• _Problem details_:
Only an exact reprint of all the data is acceptable.

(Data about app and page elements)
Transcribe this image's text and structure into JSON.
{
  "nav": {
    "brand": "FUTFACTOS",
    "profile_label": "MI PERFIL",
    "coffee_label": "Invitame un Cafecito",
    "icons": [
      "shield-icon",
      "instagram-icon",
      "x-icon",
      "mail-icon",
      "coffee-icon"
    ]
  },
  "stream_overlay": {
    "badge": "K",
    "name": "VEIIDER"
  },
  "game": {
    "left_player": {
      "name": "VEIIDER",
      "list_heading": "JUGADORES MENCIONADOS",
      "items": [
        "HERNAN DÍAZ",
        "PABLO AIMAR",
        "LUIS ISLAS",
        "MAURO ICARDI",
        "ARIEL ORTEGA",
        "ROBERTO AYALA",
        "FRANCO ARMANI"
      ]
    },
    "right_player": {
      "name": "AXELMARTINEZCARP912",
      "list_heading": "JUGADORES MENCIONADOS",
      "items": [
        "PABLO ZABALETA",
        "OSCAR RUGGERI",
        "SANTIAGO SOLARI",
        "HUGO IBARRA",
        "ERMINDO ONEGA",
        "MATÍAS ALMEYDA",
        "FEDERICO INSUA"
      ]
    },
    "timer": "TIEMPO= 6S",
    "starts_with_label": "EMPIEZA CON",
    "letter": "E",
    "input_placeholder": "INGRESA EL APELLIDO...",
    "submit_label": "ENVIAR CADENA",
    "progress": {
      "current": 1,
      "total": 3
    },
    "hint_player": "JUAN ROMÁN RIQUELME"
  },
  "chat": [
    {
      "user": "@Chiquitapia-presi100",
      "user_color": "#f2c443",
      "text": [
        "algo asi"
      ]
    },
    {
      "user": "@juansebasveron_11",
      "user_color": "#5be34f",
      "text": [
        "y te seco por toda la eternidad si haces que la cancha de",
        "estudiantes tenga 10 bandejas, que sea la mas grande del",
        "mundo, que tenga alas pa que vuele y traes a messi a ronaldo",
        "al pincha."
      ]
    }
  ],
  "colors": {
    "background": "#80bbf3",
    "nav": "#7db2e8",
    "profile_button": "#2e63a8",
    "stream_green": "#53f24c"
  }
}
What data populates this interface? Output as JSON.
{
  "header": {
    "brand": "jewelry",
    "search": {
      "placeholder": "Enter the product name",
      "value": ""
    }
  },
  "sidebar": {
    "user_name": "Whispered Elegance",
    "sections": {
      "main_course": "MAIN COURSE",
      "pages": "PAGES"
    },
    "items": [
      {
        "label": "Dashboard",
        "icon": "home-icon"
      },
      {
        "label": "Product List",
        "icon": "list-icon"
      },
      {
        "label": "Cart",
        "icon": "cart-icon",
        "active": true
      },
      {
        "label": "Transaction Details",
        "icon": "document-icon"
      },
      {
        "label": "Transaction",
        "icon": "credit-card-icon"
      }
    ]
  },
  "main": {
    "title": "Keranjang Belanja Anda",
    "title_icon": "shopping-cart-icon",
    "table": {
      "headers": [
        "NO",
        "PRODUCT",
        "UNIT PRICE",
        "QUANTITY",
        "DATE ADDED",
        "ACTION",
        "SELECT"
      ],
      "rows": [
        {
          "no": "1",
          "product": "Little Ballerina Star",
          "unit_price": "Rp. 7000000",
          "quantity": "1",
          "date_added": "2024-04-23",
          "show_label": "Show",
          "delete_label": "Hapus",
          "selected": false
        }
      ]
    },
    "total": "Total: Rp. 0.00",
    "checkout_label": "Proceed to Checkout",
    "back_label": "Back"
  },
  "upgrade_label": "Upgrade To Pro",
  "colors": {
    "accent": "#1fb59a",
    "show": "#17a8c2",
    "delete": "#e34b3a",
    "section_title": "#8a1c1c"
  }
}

• _Worked solution_:
Transcribe this image's text and structure into JSON.
{
  "nav": {
    "brand": "FUTFACTOS",
    "profile_label": "MI PERFIL",
    "coffee_label": "Invitame un Cafecito",
    "icons": [
      "shield-icon",
      "instagram-icon",
      "x-icon",
      "mail-icon",
      "coffee-icon"
    ]
  },
  "stream_overlay": {
    "badge": "K",
    "name": "VEIIDER"
  },
  "game": {
    "left_player": {
      "name": "VEIIDER",
      "list_heading": "JUGADORES MENCIONADOS",
      "items": [
        "HERNAN DÍAZ",
        "PABLO AIMAR",
        "LUIS ISLAS",
        "MAURO ICARDI",
        "ARIEL ORTEGA",
        "ROBERTO AYALA",
        "FRANCO ARMANI"
      ]
    },
    "right_player": {
      "name": "AXELMARTINEZCARP912",
      "list_heading": "JUGADORES MENCIONADOS",
      "items": [
        "PABLO ZABALETA",
        "OSCAR RUGGERI",
        "SANTIAGO SOLARI",
        "HUGO IBARRA",
        "ERMINDO ONEGA",
        "MATÍAS ALMEYDA",
        "FEDERICO INSUA"
      ]
    },
    "timer": "TIEMPO= 6S",
    "starts_with_label": "EMPIEZA CON",
    "letter": "E",
    "input_placeholder": "INGRESA EL APELLIDO...",
    "submit_label": "ENVIAR CADENA",
    "progress": {
      "current": 1,
      "total": 3
    },
    "hint_player": "JUAN ROMÁN RIQUELME"
  },
  "chat": [
    {
      "user": "@Chiquitapia-presi100",
      "user_color": "#f2c443",
      "text": [
        "algo asi"
      ]
    },
    {
      "user": "@juansebasveron_11",
      "user_color": "#5be34f",
      "text": [
        "y te seco por toda la eternidad si haces que la cancha de",
        "estudiantes tenga 10 bandejas, que sea la mas grande del",
        "mundo, que tenga alas pa que vuele y traes a messi a ronaldo",
        "al pincha."
      ]
    }
  ],
  "colors": {
    "background": "#80bbf3",
    "nav": "#7db2e8",
    "profile_button": "#2e63a8",
    "stream_green": "#53f24c"
  }
}
What data populates this interface? Output as JSON.
{
  "header": {
    "brand": "jewelry",
    "search": {
      "placeholder": "Enter the product name",
      "value": ""
    }
  },
  "sidebar": {
    "user_name": "Whispered Elegance",
    "sections": {
      "main_course": "MAIN COURSE",
      "pages": "PAGES"
    },
    "items": [
      {
        "label": "Dashboard",
        "icon": "home-icon"
      },
      {
        "label": "Product List",
        "icon": "list-icon"
      },
      {
        "label": "Cart",
        "icon": "cart-icon",
        "active": true
      },
      {
        "label": "Transaction Details",
        "icon": "document-icon"
      },
      {
        "label": "Transaction",
        "icon": "credit-card-icon"
      }
    ]
  },
  "main": {
    "title": "Keranjang Belanja Anda",
    "title_icon": "shopping-cart-icon",
    "table": {
      "headers": [
        "NO",
        "PRODUCT",
        "UNIT PRICE",
        "QUANTITY",
        "DATE ADDED",
        "ACTION",
        "SELECT"
      ],
      "rows": [
        {
          "no": "1",
          "product": "Little Ballerina Star",
          "unit_price": "Rp. 7000000",
          "quantity": "1",
          "date_added": "2024-04-23",
          "show_label": "Show",
          "delete_label": "Hapus",
          "selected": false
        }
      ]
    },
    "total": "Total: Rp. 0.00",
    "checkout_label": "Proceed to Checkout",
    "back_label": "Back"
  },
  "upgrade_label": "Upgrade To Pro",
  "colors": {
    "accent": "#1fb59a",
    "show": "#17a8c2",
    "delete": "#e34b3a",
    "section_title": "#8a1c1c"
  }
}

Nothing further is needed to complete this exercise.